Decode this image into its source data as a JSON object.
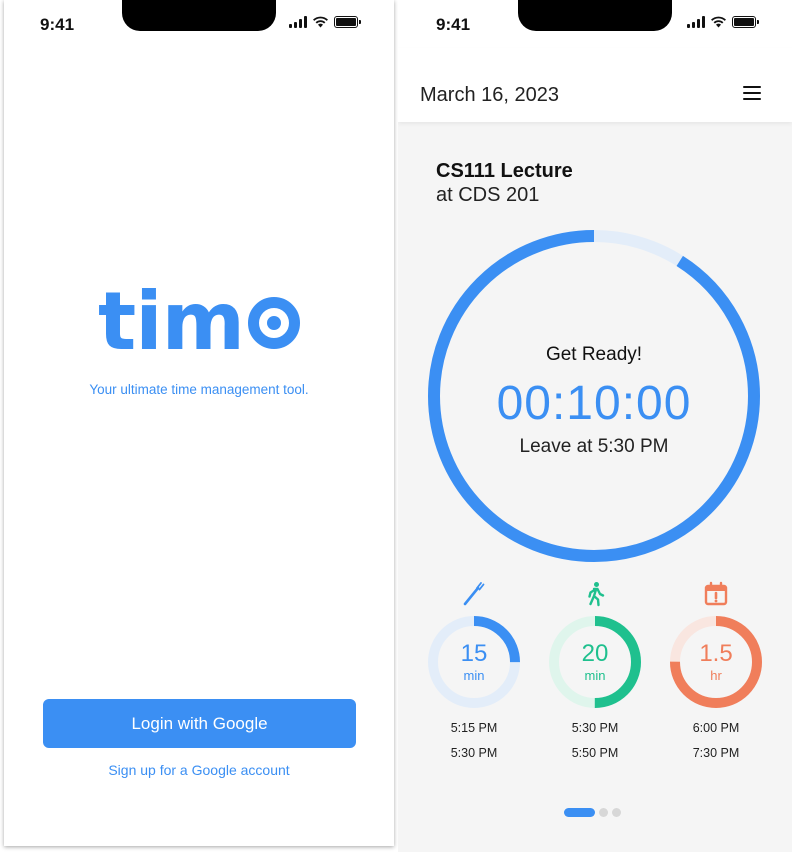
{
  "login_screen": {
    "status_time": "9:41",
    "logo": {
      "text_prefix": "tim",
      "text_suffix": "o"
    },
    "tagline": "Your ultimate time management tool.",
    "login_button": "Login with Google",
    "signup_link": "Sign up for a Google account"
  },
  "timer_screen": {
    "status_time": "9:41",
    "header": {
      "date": "March 16, 2023",
      "menu_icon": "hamburger-menu-icon"
    },
    "event": {
      "title": "CS111 Lecture",
      "location": "at CDS 201"
    },
    "main_timer": {
      "status": "Get Ready!",
      "countdown": "00:10:00",
      "leave_text": "Leave at 5:30 PM",
      "progress": 0.91,
      "color": "#3b8ff3",
      "track_color": "#e3edf9"
    },
    "sub_timers": [
      {
        "icon": "toothbrush-icon",
        "value": "15",
        "unit": "min",
        "start": "5:15 PM",
        "end": "5:30 PM",
        "progress": 0.25,
        "color": "#3b8ff3",
        "track_color": "#e3edf9"
      },
      {
        "icon": "walking-person-icon",
        "value": "20",
        "unit": "min",
        "start": "5:30 PM",
        "end": "5:50 PM",
        "progress": 0.5,
        "color": "#1fc08e",
        "track_color": "#dff5ec"
      },
      {
        "icon": "calendar-alert-icon",
        "value": "1.5",
        "unit": "hr",
        "start": "6:00 PM",
        "end": "7:30 PM",
        "progress": 0.75,
        "color": "#f07e5b",
        "track_color": "#f9e6e0"
      }
    ],
    "page_indicator": {
      "total": 3,
      "active": 1
    }
  }
}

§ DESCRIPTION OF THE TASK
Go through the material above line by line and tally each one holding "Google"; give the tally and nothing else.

§ FINISHED EXERCISE
2